Dataset content:
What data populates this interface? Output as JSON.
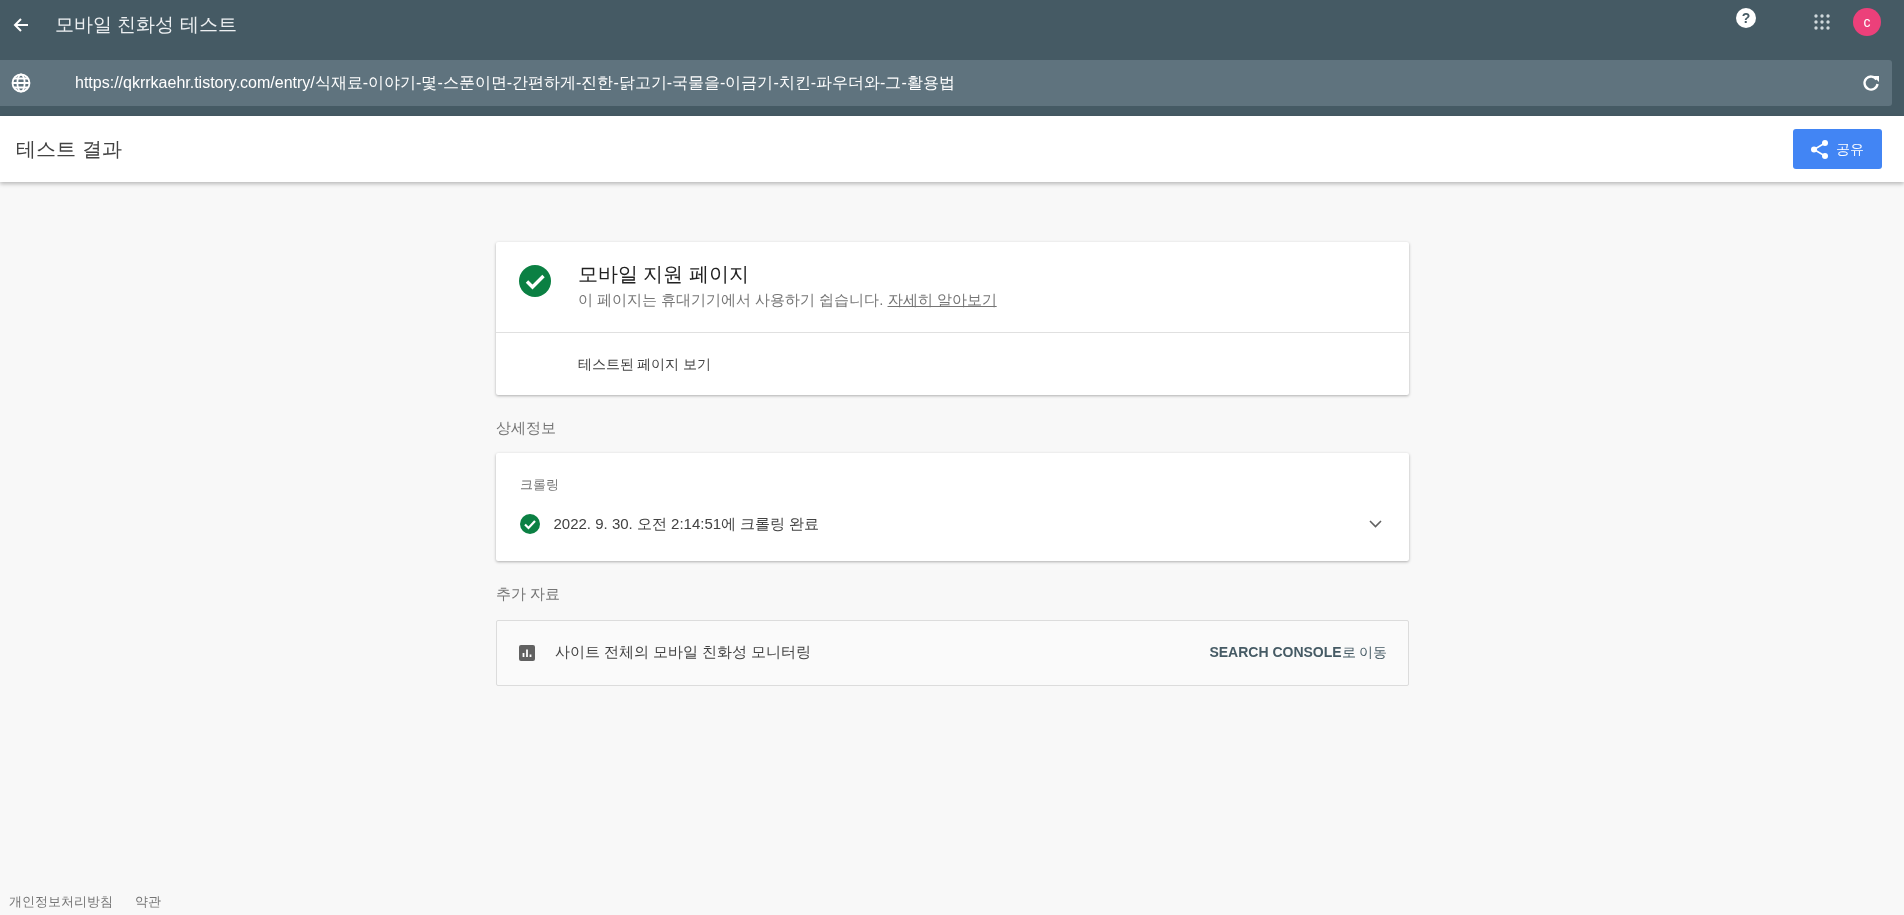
{
  "app_bar": {
    "title": "모바일 친화성 테스트",
    "avatar_letter": "c",
    "help_glyph": "?"
  },
  "url_bar": {
    "value": "https://qkrrkaehr.tistory.com/entry/식재료-이야기-몇-스푼이면-간편하게-진한-닭고기-국물을-이금기-치킨-파우더와-그-활용법"
  },
  "results_bar": {
    "title": "테스트 결과",
    "share_button": "공유"
  },
  "summary_card": {
    "title": "모바일 지원 페이지",
    "description": "이 페이지는 휴대기기에서 사용하기 쉽습니다.",
    "learn_more_link": "자세히 알아보기",
    "view_tested_page": "테스트된 페이지 보기"
  },
  "details": {
    "heading": "상세정보",
    "crawl_label": "크롤링",
    "crawl_status": "2022. 9. 30. 오전 2:14:51에 크롤링 완료",
    "expanded": false
  },
  "resources": {
    "heading": "추가 자료",
    "item_text": "사이트 전체의 모바일 친화성 모니터링",
    "item_link": "**SEARCH CONSOLE**로 이동"
  },
  "footer": {
    "links": [
      "개인정보처리방침",
      "약관"
    ]
  }
}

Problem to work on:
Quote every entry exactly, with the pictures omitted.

Written solution:
What data populates this interface? Output as JSON.
{
  "app_bar": {
    "title": "모바일 친화성 테스트",
    "avatar_letter": "c",
    "help_glyph": "?"
  },
  "url_bar": {
    "value": "https://qkrrkaehr.tistory.com/entry/식재료-이야기-몇-스푼이면-간편하게-진한-닭고기-국물을-이금기-치킨-파우더와-그-활용법"
  },
  "results_bar": {
    "title": "테스트 결과",
    "share_button": "공유"
  },
  "summary_card": {
    "title": "모바일 지원 페이지",
    "description": "이 페이지는 휴대기기에서 사용하기 쉽습니다.",
    "learn_more_link": "자세히 알아보기",
    "view_tested_page": "테스트된 페이지 보기"
  },
  "details": {
    "heading": "상세정보",
    "crawl_label": "크롤링",
    "crawl_status": "2022. 9. 30. 오전 2:14:51에 크롤링 완료",
    "expanded": false
  },
  "resources": {
    "heading": "추가 자료",
    "item_text": "사이트 전체의 모바일 친화성 모니터링",
    "item_link": "**SEARCH CONSOLE**로 이동"
  },
  "footer": {
    "links": [
      "개인정보처리방침",
      "약관"
    ]
  }
}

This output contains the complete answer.